Memorable Manitobans: Peter Jansen (1852-1923)
Farmer, politician, land promoter.
Born in Russia on 21 March 1852, his father Cornelius Jansen, the German consul in Russia, was banished from that country in 1873. The family emigrated to Canada, settling at Berlin [now Kitchener], Ontario. The next year they moved to Nebraska where they raised sheep and farmed. Peter Jansen served in the Nebraska state legislature and helped in 1896 to nominate William McKinley for the US presidency.
An advocate for German immigration to North America, he visited Canada in 1902 to tour Doukhobor settlements on the prairies. Being so impressed by the potential of the land he saw, Jansen purchased land in Saskatchewan and Alberta. He served as Second Vice-President and Director of the Saskatchewan Valley and Manitoba Land Company and, being fluent in English, Russian and German and a friend of William Hespeler, he worked to encourage the settlement of German-speaking immigrants on the prairies.
In 1906, he organized the Saskatchewan Elevator Company with himself as President, Alexander D. McRae as Vice-President, his son John P. Jansen as Manager and Secretary, and Andrew Duncan Davidson and Alexander Rae Davidson as its principal shareholders. He retired from politics and moved to Winnipeg to live for a time before going to Beatrice, Nebraska. There he was elected to the state senate in 1910, serving a two-year term.
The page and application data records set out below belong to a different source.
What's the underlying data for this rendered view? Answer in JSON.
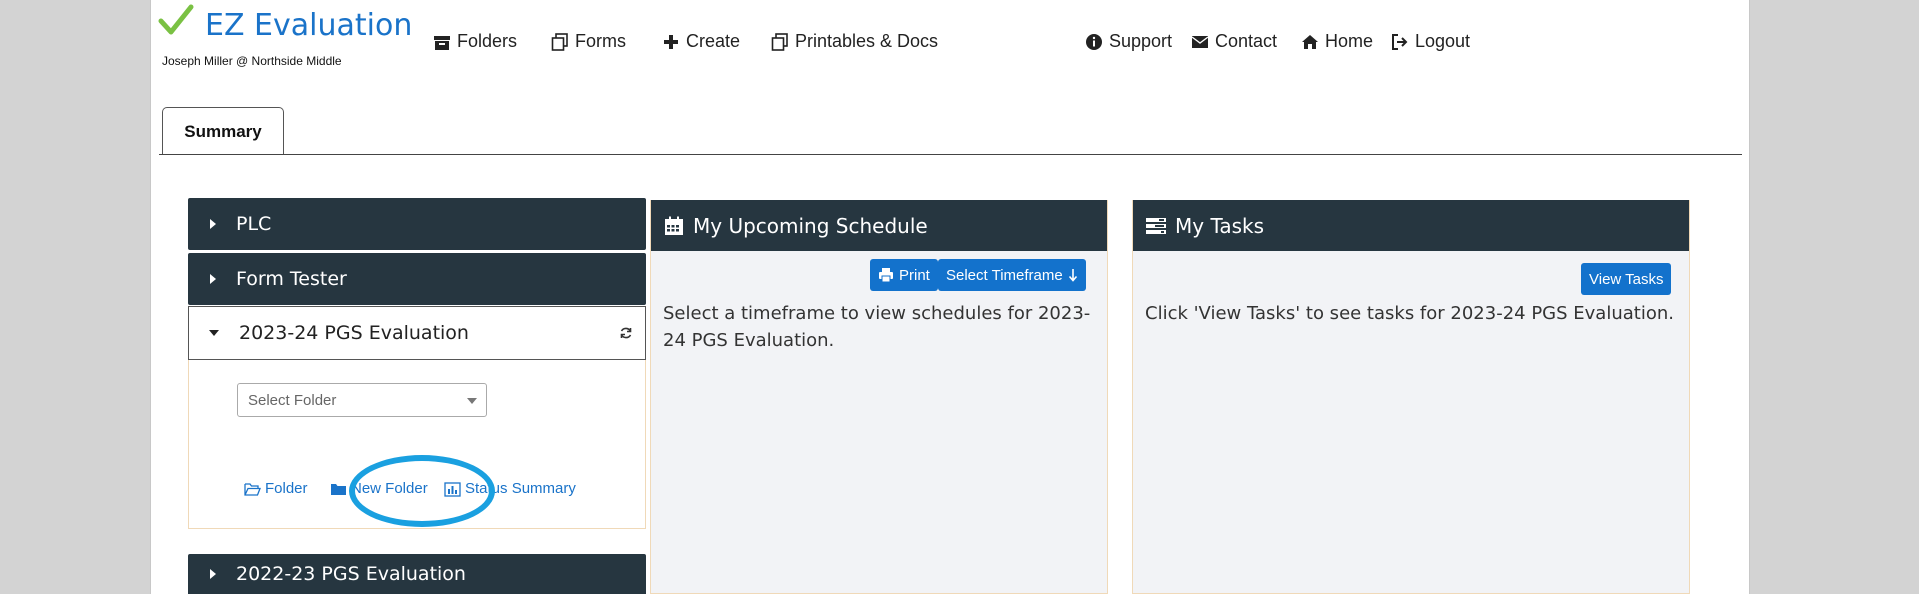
{
  "app": {
    "title": "EZ Evaluation",
    "user": "Joseph Miller @ Northside Middle",
    "accent": "#1a73c9",
    "check_color": "#7ac143"
  },
  "nav": {
    "left": [
      {
        "label": "Folders",
        "icon": "archive-box-icon"
      },
      {
        "label": "Forms",
        "icon": "copy-icon"
      },
      {
        "label": "Create",
        "icon": "plus-icon"
      },
      {
        "label": "Printables & Docs",
        "icon": "copy-icon"
      }
    ],
    "right": [
      {
        "label": "Support",
        "icon": "info-circle-icon"
      },
      {
        "label": "Contact",
        "icon": "envelope-icon"
      },
      {
        "label": "Home",
        "icon": "home-icon"
      },
      {
        "label": "Logout",
        "icon": "logout-icon"
      }
    ]
  },
  "tabs": [
    {
      "label": "Summary",
      "active": true
    }
  ],
  "sidebar": {
    "groups": [
      {
        "label": "PLC",
        "expanded": false
      },
      {
        "label": "Form Tester",
        "expanded": false
      },
      {
        "label": "2023-24 PGS Evaluation",
        "expanded": true
      },
      {
        "label": "2022-23 PGS Evaluation",
        "expanded": false
      }
    ],
    "select_placeholder": "Select Folder",
    "links": {
      "folder": "Folder",
      "new_folder": "New Folder",
      "status_summary": "Status Summary"
    }
  },
  "schedule": {
    "title": "My Upcoming Schedule",
    "print_label": "Print",
    "timeframe_label": "Select Timeframe",
    "message": "Select a timeframe to view schedules for 2023-24 PGS Evaluation."
  },
  "tasks": {
    "title": "My Tasks",
    "view_label": "View Tasks",
    "message": "Click 'View Tasks' to see tasks for 2023-24 PGS Evaluation."
  }
}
“Personal view convinced them,” Manitoba Free Press, 31 May 1902.
“Twenty townships being settled,” Manitoba Free Press, 4 November 1903.
“A true German,” Manitoba Free Press, 20 February 1904.
“West’s new grain co. now organized,” Manitoba Free Press, 9 October 1906.
We thank Jeremy Wiebe for providing additional information used here.
This page was prepared by Gordon Goldsborough.
Page revised: 17 July 2020